> _Required action_
Using the records below, report how many lines include "Real", and give no more than the number.
══ Source data ══
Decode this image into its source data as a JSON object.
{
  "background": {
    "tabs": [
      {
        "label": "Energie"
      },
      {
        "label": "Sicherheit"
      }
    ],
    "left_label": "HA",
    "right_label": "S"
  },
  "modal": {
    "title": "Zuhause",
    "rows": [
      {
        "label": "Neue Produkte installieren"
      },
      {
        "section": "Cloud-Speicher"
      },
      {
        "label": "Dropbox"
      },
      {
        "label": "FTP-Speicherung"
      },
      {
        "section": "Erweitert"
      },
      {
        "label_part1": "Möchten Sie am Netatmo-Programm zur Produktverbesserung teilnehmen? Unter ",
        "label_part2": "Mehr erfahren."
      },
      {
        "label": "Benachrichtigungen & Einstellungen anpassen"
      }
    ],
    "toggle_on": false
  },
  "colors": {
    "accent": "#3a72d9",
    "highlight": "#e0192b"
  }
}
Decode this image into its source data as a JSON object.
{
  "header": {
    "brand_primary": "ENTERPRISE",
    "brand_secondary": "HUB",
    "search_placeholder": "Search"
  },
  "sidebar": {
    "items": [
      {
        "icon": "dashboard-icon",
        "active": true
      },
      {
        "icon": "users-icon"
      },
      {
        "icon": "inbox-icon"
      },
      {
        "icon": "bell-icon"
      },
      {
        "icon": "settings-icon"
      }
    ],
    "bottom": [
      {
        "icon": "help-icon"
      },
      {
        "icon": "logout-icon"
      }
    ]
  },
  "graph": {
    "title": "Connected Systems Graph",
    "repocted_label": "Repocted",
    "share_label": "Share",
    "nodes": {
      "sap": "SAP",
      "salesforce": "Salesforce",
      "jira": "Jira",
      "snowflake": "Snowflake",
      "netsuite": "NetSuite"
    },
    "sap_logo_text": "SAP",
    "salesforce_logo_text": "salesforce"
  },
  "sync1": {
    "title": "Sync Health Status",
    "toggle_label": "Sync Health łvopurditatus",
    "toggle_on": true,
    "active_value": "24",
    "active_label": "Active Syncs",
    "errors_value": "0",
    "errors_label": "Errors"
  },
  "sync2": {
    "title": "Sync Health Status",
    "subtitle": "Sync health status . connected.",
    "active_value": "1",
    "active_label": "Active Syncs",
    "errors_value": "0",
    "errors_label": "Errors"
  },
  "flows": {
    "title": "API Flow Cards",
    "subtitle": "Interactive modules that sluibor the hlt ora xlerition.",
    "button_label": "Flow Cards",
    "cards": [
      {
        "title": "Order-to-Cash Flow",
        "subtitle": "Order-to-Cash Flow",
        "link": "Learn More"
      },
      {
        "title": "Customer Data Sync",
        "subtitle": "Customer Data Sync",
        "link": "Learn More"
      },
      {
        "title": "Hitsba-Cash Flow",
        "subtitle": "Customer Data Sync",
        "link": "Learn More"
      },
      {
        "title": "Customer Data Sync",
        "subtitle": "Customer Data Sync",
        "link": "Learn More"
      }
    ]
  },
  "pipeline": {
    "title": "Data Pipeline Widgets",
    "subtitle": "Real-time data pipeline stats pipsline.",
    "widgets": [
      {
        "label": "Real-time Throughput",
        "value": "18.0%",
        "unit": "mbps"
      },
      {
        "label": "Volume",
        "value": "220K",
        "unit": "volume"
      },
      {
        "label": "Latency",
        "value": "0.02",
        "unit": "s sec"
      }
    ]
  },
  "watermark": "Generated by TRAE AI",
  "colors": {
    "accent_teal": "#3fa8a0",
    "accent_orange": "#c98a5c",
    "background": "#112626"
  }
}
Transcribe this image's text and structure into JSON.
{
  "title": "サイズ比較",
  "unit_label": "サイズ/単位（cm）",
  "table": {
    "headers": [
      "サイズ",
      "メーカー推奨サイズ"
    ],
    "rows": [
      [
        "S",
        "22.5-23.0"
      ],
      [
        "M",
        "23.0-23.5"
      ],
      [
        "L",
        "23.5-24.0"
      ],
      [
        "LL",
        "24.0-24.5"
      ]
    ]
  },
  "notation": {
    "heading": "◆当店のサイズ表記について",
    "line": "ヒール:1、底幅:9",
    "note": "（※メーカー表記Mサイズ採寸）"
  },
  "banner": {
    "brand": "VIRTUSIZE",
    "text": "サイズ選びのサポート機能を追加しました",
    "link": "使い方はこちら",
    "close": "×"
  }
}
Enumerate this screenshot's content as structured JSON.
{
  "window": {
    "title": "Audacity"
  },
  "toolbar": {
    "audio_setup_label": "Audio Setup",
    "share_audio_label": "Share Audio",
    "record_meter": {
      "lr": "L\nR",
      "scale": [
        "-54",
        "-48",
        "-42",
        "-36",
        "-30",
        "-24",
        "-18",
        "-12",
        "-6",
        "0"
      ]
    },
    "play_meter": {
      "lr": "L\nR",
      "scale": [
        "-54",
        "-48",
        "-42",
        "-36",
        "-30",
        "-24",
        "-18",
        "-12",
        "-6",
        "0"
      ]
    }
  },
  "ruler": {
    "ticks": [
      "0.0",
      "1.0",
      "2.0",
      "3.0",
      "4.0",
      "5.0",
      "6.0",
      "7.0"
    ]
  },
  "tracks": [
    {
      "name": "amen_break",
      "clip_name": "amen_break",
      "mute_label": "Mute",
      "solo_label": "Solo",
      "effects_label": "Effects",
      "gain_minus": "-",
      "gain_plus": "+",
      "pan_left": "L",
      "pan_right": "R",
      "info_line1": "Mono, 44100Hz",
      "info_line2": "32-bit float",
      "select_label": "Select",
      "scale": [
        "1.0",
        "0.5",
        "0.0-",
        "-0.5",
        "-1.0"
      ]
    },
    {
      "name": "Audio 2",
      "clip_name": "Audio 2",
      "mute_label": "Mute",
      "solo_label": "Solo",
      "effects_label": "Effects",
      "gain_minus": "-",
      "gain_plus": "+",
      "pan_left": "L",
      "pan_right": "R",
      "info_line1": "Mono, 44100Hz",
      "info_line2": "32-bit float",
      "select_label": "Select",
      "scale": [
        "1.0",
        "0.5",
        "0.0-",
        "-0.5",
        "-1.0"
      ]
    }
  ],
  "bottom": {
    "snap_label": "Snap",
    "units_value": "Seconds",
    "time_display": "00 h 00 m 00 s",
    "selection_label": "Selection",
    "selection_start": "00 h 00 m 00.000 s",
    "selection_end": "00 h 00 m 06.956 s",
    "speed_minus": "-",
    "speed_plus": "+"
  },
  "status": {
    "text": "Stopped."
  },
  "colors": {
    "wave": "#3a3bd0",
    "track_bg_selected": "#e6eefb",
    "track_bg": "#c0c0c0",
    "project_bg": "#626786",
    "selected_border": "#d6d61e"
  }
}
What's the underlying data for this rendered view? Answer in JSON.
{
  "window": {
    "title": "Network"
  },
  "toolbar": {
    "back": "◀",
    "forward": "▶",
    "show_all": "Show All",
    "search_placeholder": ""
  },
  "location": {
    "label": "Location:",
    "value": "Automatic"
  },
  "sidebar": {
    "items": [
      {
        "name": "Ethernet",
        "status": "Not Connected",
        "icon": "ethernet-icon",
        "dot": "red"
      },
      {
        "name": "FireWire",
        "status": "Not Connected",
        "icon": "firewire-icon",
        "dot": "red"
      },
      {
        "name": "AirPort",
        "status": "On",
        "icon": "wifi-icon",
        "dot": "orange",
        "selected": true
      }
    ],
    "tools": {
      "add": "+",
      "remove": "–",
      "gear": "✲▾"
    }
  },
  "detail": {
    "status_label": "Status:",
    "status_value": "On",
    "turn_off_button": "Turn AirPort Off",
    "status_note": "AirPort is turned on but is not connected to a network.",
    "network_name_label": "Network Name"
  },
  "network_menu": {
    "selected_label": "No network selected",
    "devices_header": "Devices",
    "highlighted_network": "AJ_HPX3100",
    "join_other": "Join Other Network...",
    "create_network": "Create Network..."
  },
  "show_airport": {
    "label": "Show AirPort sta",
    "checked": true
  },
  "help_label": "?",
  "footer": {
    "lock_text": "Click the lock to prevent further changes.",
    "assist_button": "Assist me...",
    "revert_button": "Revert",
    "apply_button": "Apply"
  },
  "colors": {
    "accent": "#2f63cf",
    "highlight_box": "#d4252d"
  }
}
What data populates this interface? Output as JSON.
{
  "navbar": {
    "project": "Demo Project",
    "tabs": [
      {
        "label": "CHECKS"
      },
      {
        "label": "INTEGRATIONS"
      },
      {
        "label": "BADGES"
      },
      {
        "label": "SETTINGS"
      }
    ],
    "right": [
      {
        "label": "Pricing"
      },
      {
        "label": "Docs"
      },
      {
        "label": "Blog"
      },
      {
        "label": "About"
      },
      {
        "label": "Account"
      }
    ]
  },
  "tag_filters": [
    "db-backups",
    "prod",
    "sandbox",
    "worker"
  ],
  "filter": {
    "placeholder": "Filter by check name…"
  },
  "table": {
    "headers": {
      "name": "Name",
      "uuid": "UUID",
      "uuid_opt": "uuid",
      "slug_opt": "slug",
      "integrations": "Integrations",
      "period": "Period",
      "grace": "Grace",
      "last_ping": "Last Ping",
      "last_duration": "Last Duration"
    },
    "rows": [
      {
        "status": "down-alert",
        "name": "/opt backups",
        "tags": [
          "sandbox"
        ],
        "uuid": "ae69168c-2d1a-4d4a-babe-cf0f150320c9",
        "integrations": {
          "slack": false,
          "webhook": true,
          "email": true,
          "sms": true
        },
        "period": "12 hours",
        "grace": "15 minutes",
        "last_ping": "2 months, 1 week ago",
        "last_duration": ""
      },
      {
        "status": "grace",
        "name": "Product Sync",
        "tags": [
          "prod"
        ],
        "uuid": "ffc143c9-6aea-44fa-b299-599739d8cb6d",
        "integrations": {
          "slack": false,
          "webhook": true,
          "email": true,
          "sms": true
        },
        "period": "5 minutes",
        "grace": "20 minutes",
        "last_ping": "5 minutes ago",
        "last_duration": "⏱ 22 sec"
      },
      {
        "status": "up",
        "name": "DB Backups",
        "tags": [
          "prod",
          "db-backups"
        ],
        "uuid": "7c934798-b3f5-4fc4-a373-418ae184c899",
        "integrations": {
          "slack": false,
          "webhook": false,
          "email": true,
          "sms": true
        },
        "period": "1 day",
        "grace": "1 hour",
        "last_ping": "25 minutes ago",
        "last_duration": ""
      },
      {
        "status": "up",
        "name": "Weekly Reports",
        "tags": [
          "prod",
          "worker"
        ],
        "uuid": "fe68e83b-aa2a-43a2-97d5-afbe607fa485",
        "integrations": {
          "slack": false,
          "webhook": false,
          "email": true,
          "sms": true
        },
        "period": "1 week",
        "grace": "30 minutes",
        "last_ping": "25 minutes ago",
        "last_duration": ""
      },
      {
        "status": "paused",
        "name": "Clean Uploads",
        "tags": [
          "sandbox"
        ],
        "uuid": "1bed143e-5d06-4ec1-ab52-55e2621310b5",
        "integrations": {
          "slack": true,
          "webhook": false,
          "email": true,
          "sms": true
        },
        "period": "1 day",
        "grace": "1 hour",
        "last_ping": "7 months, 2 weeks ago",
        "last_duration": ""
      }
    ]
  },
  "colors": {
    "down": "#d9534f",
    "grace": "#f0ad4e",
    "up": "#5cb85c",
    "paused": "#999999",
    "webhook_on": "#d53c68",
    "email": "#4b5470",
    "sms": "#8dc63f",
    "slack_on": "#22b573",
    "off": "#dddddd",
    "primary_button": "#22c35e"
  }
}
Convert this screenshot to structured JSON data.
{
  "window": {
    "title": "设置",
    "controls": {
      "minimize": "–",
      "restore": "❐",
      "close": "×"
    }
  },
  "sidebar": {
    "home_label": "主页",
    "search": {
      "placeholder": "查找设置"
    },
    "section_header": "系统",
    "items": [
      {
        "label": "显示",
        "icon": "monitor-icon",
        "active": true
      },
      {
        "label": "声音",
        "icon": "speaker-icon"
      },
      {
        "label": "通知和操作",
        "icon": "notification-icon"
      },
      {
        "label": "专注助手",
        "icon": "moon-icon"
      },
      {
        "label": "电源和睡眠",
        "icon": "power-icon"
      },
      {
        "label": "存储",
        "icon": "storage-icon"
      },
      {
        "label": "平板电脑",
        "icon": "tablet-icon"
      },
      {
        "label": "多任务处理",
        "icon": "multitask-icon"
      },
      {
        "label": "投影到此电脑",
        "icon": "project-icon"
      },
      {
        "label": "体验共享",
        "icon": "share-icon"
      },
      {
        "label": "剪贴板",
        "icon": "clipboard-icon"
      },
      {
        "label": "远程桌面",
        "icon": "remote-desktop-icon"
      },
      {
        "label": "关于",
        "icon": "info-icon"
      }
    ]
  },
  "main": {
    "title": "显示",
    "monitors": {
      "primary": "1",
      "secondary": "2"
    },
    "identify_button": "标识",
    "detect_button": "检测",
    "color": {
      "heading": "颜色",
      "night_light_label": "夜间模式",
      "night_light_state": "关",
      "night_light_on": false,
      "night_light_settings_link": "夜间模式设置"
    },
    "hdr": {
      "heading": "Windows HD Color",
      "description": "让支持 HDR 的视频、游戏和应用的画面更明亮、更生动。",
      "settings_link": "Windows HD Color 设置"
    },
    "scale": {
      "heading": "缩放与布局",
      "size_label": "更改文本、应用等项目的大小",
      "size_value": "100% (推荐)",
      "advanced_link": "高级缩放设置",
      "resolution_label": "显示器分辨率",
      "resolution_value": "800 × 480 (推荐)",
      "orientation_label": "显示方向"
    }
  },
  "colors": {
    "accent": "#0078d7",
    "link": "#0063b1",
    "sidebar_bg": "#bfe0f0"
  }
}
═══
> _Output_
2